A doe and fawn came in behind me without my knowing and walked right under my stand. The doe circled downwind and knew something was off. She kept staring at me and stomping. I was praying she wouldn’t blow. After what felt like half an hour, she finally came around to the front but continued to keep an eye on me. Out of the corner of my eye, I noticed a dark body moving across the bottom, walking right in front of my hang-and-hunt setup from the prior week. I could see it was a buck but couldn’t make out which one it was.
He was approaching in a hurry, but I couldn’t stand and get ready because the doe was still watching me. As the buck got closer, I realized it was Ice. He quickly closed the distance to 40 yards, but I was still stuck! I started to panic. If I moved, I might lose my opportunity at this buck. But if I didn’t, I definitely would. I had to do something.
In one, extremely slow motion, I stood. Miraculously, I managed to get upright without spooking the doe, but there was no way I was going to be able to reach for my bow without alerting her. Fortunately, Ice was now close enough that the doe focused her attention on him, giving me just enough time to grab my bow and swivel into shooting position. Then I caught a great break as Ice walked behind a clump of tree trunks, giving me an opportunity to yank the bowstring back to full draw. Ice then walked into my shooting lane at 13 yards and I calmly released the arrow. The shot looked a bit high, and I wasn’t exactly sure of my left/right placement. Given the uncertainty, combined with the cold temperatures, I decided it was best to give Ice some time and pick up the trail the following morning.

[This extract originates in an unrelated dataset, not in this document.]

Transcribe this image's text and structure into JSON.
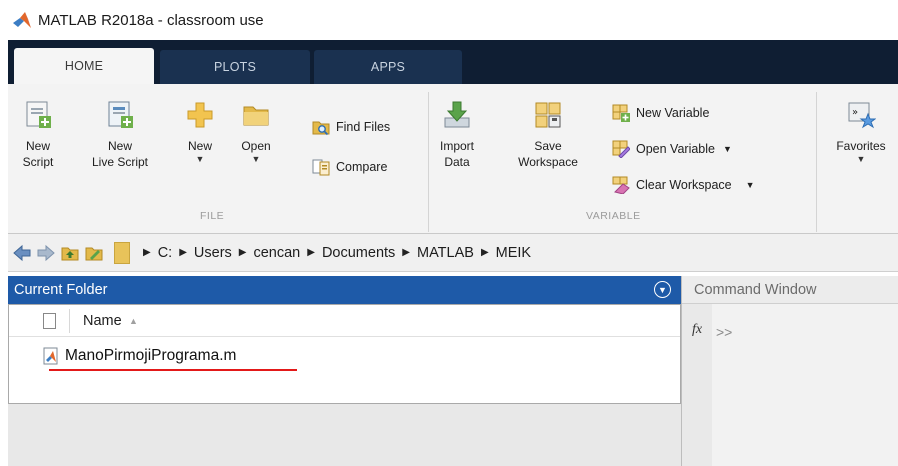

After a sleepless night, morning finally dawned on the final day of Ohio's 2021-'22 bow season, and I was able to recover Ice only 70 yards from my stand. After putting in more than 70 days in a stand — hunting in rain, wind, brutal cold, ice and snow — I'd finally done it! As I wrapped my hands around Ice’s antlers, I was thankful that I never gave up and just kept grinding. The reward was well worth the effort!